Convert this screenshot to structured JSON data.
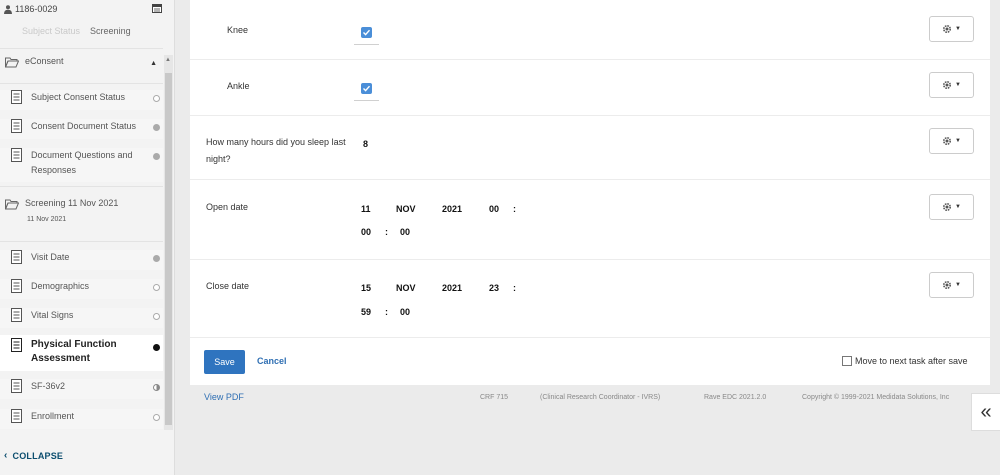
{
  "subject": {
    "id": "1186-0029",
    "person_icon": "person-icon",
    "calendar_icon": "calendar-icon"
  },
  "status_tabs": [
    "Subject Status",
    "Screening"
  ],
  "sidebar": {
    "folders": [
      {
        "label": "eConsent",
        "sub": ""
      },
      {
        "label": "Screening 11 Nov 2021",
        "sub": "11 Nov 2021"
      }
    ],
    "items": [
      {
        "label": "Subject Consent Status",
        "status": "empty"
      },
      {
        "label": "Consent Document Status",
        "status": "grey"
      },
      {
        "label": "Document Questions and Responses",
        "status": "grey"
      },
      {
        "label": "Visit Date",
        "status": "grey"
      },
      {
        "label": "Demographics",
        "status": "empty"
      },
      {
        "label": "Vital Signs",
        "status": "empty"
      },
      {
        "label": "Physical Function Assessment",
        "status": "black"
      },
      {
        "label": "SF-36v2",
        "status": "half"
      },
      {
        "label": "Enrollment",
        "status": "empty"
      }
    ],
    "collapse_label": "COLLAPSE"
  },
  "form": {
    "knee": {
      "label": "Knee",
      "checked": true
    },
    "ankle": {
      "label": "Ankle",
      "checked": true
    },
    "sleep": {
      "label": "How many hours did you sleep last night?",
      "value": "8"
    },
    "open_date": {
      "label": "Open date",
      "day": "11",
      "month": "NOV",
      "year": "2021",
      "hour": "00",
      "minute": "00",
      "second": "00"
    },
    "close_date": {
      "label": "Close date",
      "day": "15",
      "month": "NOV",
      "year": "2021",
      "hour": "23",
      "minute": "59",
      "second": "00"
    },
    "save_label": "Save",
    "cancel_label": "Cancel",
    "move_next_label": "Move to next task after save"
  },
  "footer": {
    "view_pdf": "View PDF",
    "crf": "CRF 715",
    "role": "(Clinical Research Coordinator - IVRS)",
    "version": "Rave EDC 2021.2.0",
    "copyright": "Copyright © 1999-2021 Medidata Solutions, Inc"
  },
  "expand_glyph": "«",
  "colors": {
    "accent": "#2f74bf",
    "checkbox": "#4a8ed8",
    "collapse_text": "#0b4d6e"
  }
}
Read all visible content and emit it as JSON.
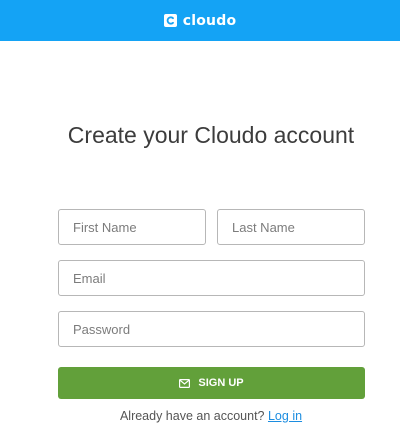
{
  "header": {
    "brand_name": "cloudo",
    "logo_letter": "c",
    "brand_color": "#14a3f5"
  },
  "main": {
    "title": "Create your Cloudo account"
  },
  "form": {
    "first_name_placeholder": "First Name",
    "last_name_placeholder": "Last Name",
    "email_placeholder": "Email",
    "password_placeholder": "Password",
    "submit_label": "SIGN UP",
    "submit_icon": "envelope-icon",
    "submit_color": "#62a03a"
  },
  "footer": {
    "prompt": "Already have an account?",
    "login_link": "Log in"
  }
}
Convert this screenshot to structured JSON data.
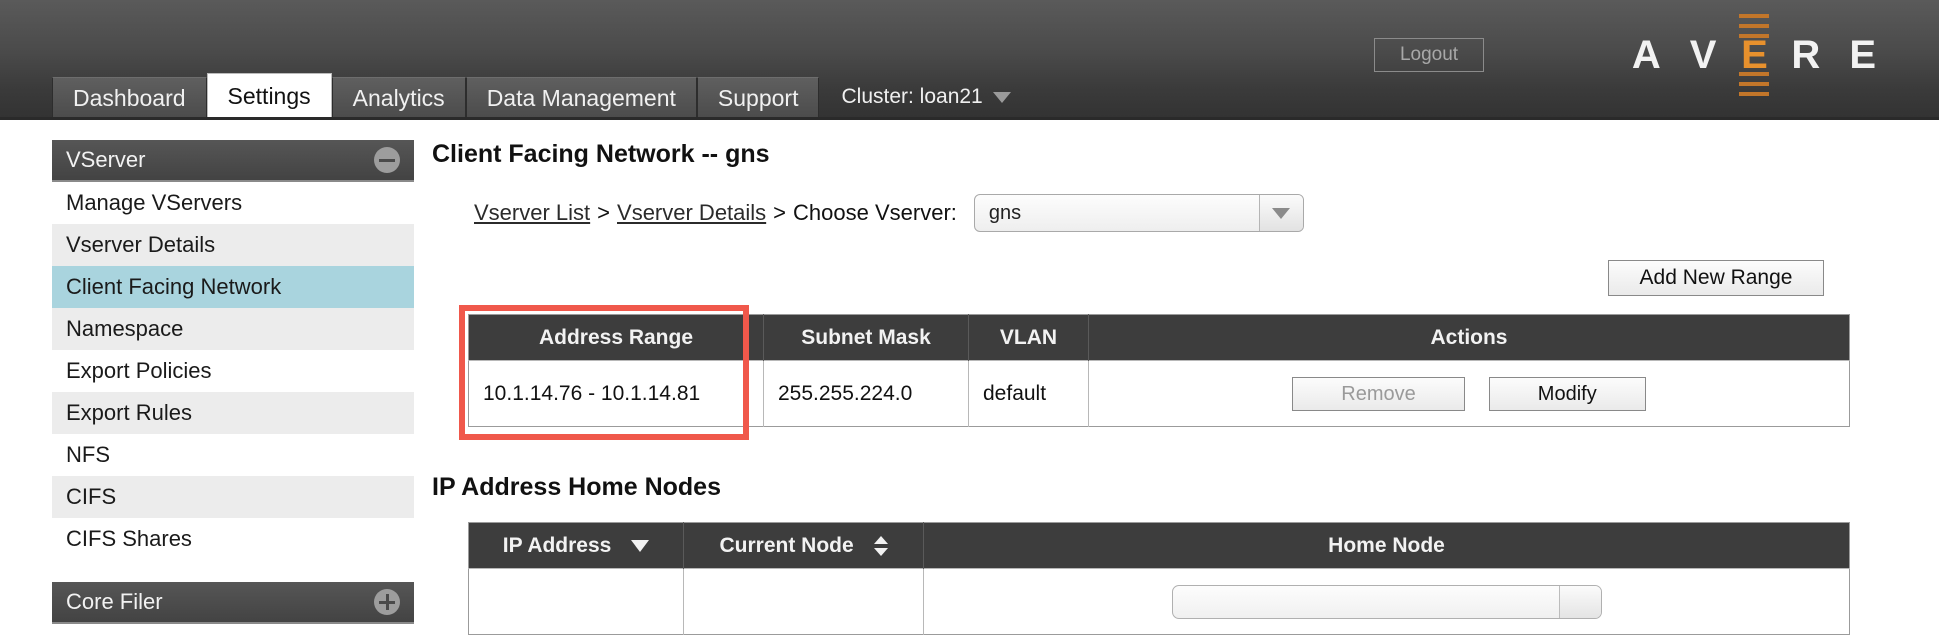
{
  "header": {
    "logout_label": "Logout",
    "logo_letters": [
      "A",
      "V",
      "E",
      "R",
      "E"
    ],
    "logo_accent_color": "#e8912d",
    "cluster_label": "Cluster: loan21"
  },
  "tabs": [
    {
      "label": "Dashboard",
      "active": false
    },
    {
      "label": "Settings",
      "active": true
    },
    {
      "label": "Analytics",
      "active": false
    },
    {
      "label": "Data Management",
      "active": false
    },
    {
      "label": "Support",
      "active": false
    }
  ],
  "sidebar": {
    "sections": [
      {
        "title": "VServer",
        "toggle": "minus-icon",
        "items": [
          {
            "label": "Manage VServers",
            "selected": false
          },
          {
            "label": "Vserver Details",
            "selected": false
          },
          {
            "label": "Client Facing Network",
            "selected": true
          },
          {
            "label": "Namespace",
            "selected": false
          },
          {
            "label": "Export Policies",
            "selected": false
          },
          {
            "label": "Export Rules",
            "selected": false
          },
          {
            "label": "NFS",
            "selected": false
          },
          {
            "label": "CIFS",
            "selected": false
          },
          {
            "label": "CIFS Shares",
            "selected": false
          }
        ]
      },
      {
        "title": "Core Filer",
        "toggle": "plus-icon",
        "items": []
      }
    ]
  },
  "main": {
    "page_title": "Client Facing Network -- gns",
    "breadcrumb": {
      "link1": "Vserver List",
      "sep1": ">",
      "link2": "Vserver Details",
      "sep2": ">",
      "label": "Choose Vserver:",
      "selected_vserver": "gns"
    },
    "add_range_label": "Add New Range",
    "ranges_table": {
      "columns": [
        "Address Range",
        "Subnet Mask",
        "VLAN",
        "Actions"
      ],
      "rows": [
        {
          "address_range": "10.1.14.76 - 10.1.14.81",
          "subnet_mask": "255.255.224.0",
          "vlan": "default",
          "remove_label": "Remove",
          "modify_label": "Modify",
          "remove_disabled": true
        }
      ],
      "highlight_color": "#f0584b"
    },
    "home_nodes": {
      "section_title": "IP Address Home Nodes",
      "columns": [
        {
          "label": "IP Address",
          "sort": "desc"
        },
        {
          "label": "Current Node",
          "sort": "both"
        },
        {
          "label": "Home Node",
          "sort": "none"
        }
      ]
    }
  }
}
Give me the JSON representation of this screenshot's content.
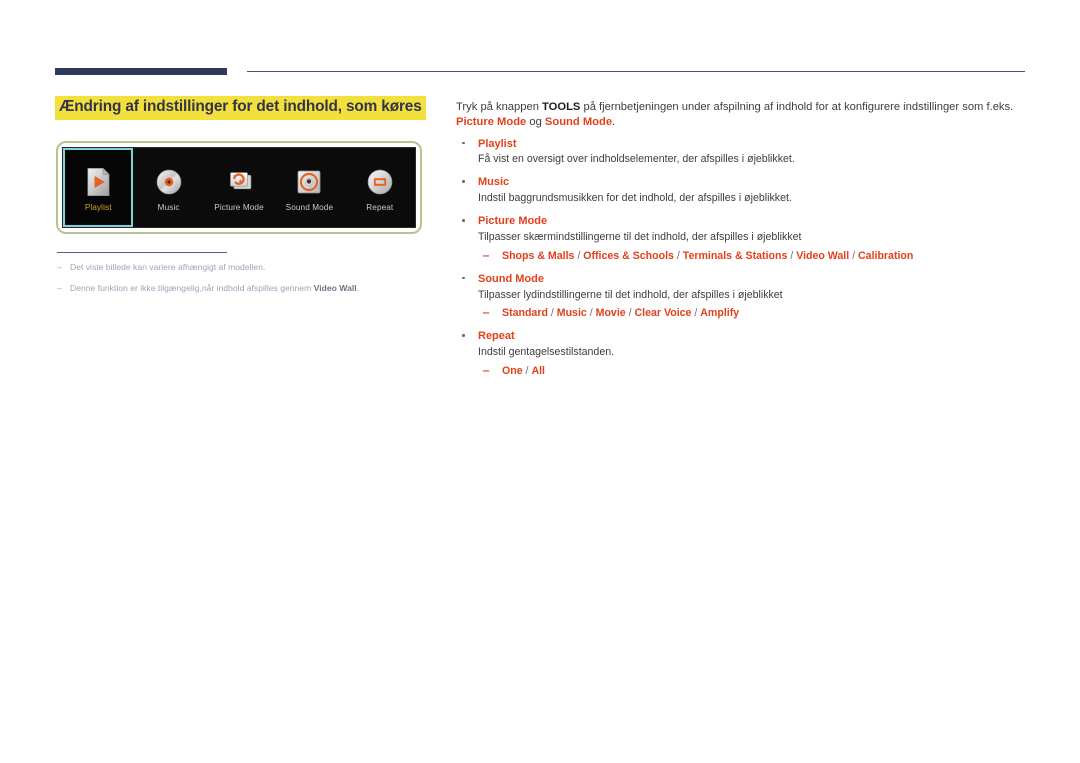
{
  "section": {
    "title": "Ændring af indstillinger for det indhold, som køres"
  },
  "colors": {
    "highlight_yellow": "#f2e03c",
    "accent_red": "#e2401c",
    "rule_navy": "#2e3a5c",
    "panel_border_green": "#b4c48e",
    "selected_border_cyan": "#7fd2d8",
    "selected_label_gold": "#d8a427",
    "note_gray": "#9ea3b8"
  },
  "device_panel": {
    "tiles": [
      {
        "label": "Playlist",
        "icon": "playlist-file-play-icon",
        "selected": true
      },
      {
        "label": "Music",
        "icon": "music-disc-icon",
        "selected": false
      },
      {
        "label": "Picture Mode",
        "icon": "picture-mode-refresh-icon",
        "selected": false
      },
      {
        "label": "Sound Mode",
        "icon": "sound-mode-speaker-icon",
        "selected": false
      },
      {
        "label": "Repeat",
        "icon": "repeat-loop-icon",
        "selected": false
      }
    ]
  },
  "notes": [
    {
      "dash": "‒",
      "text": "Det viste billede kan variere afhængigt af modellen.",
      "bold": "",
      "tail": ""
    },
    {
      "dash": "‒",
      "text": "Denne funktion er ikke tilgængelig,når indhold afspilles gennem ",
      "bold": "Video Wall",
      "tail": "."
    }
  ],
  "content": {
    "intro": {
      "part1": "Tryk på knappen ",
      "kbd": "TOOLS",
      "part2": " på fjernbetjeningen under afspilning af indhold for at konfigurere indstillinger som f.eks. ",
      "hl1": "Picture Mode",
      "part3": " og ",
      "hl2": "Sound Mode",
      "part4": "."
    },
    "items": [
      {
        "title": "Playlist",
        "desc": "Få vist en oversigt over indholdselementer, der afspilles i øjeblikket.",
        "options": []
      },
      {
        "title": "Music",
        "desc": "Indstil baggrundsmusikken for det indhold, der afspilles i øjeblikket.",
        "options": []
      },
      {
        "title": "Picture Mode",
        "desc": "Tilpasser skærmindstillingerne til det indhold, der afspilles i øjeblikket",
        "dash": "‒",
        "options": [
          "Shops & Malls",
          "Offices & Schools",
          "Terminals & Stations",
          "Video Wall",
          "Calibration"
        ]
      },
      {
        "title": "Sound Mode",
        "desc": "Tilpasser lydindstillingerne til det indhold, der afspilles i øjeblikket",
        "dash": "‒",
        "options": [
          "Standard",
          "Music",
          "Movie",
          "Clear Voice",
          "Amplify"
        ]
      },
      {
        "title": "Repeat",
        "desc": "Indstil gentagelsestilstanden.",
        "dash": "‒",
        "options": [
          "One",
          "All"
        ]
      }
    ]
  }
}
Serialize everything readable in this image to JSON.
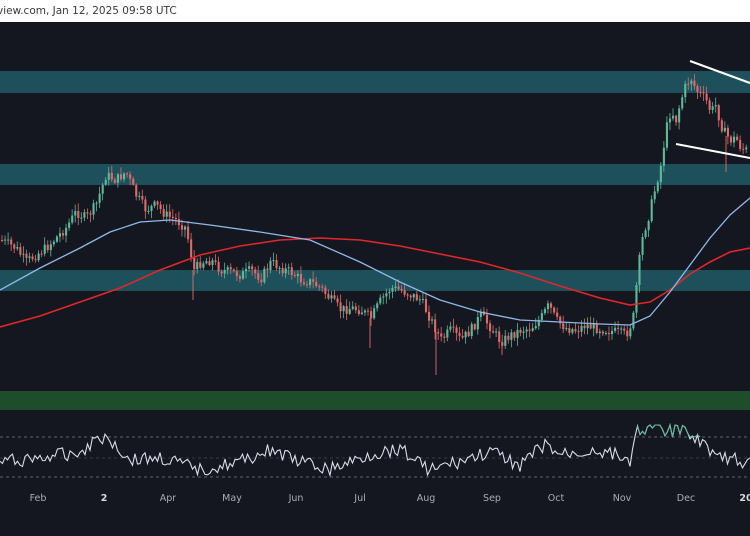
{
  "header": {
    "text": "view.com, Jan 12, 2025 09:58 UTC"
  },
  "colors": {
    "background": "#141720",
    "zone": "#1f5b66",
    "support_zone": "#1d4d2b",
    "candle_up": "#5fb89c",
    "candle_down": "#e06a6a",
    "ma_blue": "#8fb8e8",
    "ma_red": "#e02828",
    "rsi": "#d7dce8",
    "channel": "#ffffff"
  },
  "chart_data": {
    "type": "candlestick",
    "title": "",
    "xlabel": "",
    "ylabel": "",
    "x_ticks": [
      "Feb",
      "2",
      "Apr",
      "May",
      "Jun",
      "Jul",
      "Aug",
      "Sep",
      "Oct",
      "Nov",
      "Dec",
      "20"
    ],
    "grid": false,
    "zones": [
      "resistance",
      "resistance",
      "resistance",
      "support"
    ],
    "moving_averages": [
      {
        "color": "blue"
      },
      {
        "color": "red"
      }
    ],
    "indicator_panel": "RSI",
    "pattern": "descending channel (two white trendlines)"
  }
}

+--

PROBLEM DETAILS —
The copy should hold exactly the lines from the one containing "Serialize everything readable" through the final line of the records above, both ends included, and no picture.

RESULT OF THE EXERCISE —
Serialize everything readable in this image to JSON.
{
  "header": {
    "text": "view.com, Jan 12, 2025 09:58 UTC"
  },
  "colors": {
    "background": "#141720",
    "zone": "#1f5b66",
    "support_zone": "#1d4d2b",
    "candle_up": "#5fb89c",
    "candle_down": "#e06a6a",
    "ma_blue": "#8fb8e8",
    "ma_red": "#e02828",
    "rsi": "#d7dce8",
    "channel": "#ffffff"
  },
  "chart_data": {
    "type": "candlestick",
    "title": "",
    "xlabel": "",
    "ylabel": "",
    "x_ticks": [
      "Feb",
      "2",
      "Apr",
      "May",
      "Jun",
      "Jul",
      "Aug",
      "Sep",
      "Oct",
      "Nov",
      "Dec",
      "20"
    ],
    "grid": false,
    "zones": [
      "resistance",
      "resistance",
      "resistance",
      "support"
    ],
    "moving_averages": [
      {
        "color": "blue"
      },
      {
        "color": "red"
      }
    ],
    "indicator_panel": "RSI",
    "pattern": "descending channel (two white trendlines)"
  }
}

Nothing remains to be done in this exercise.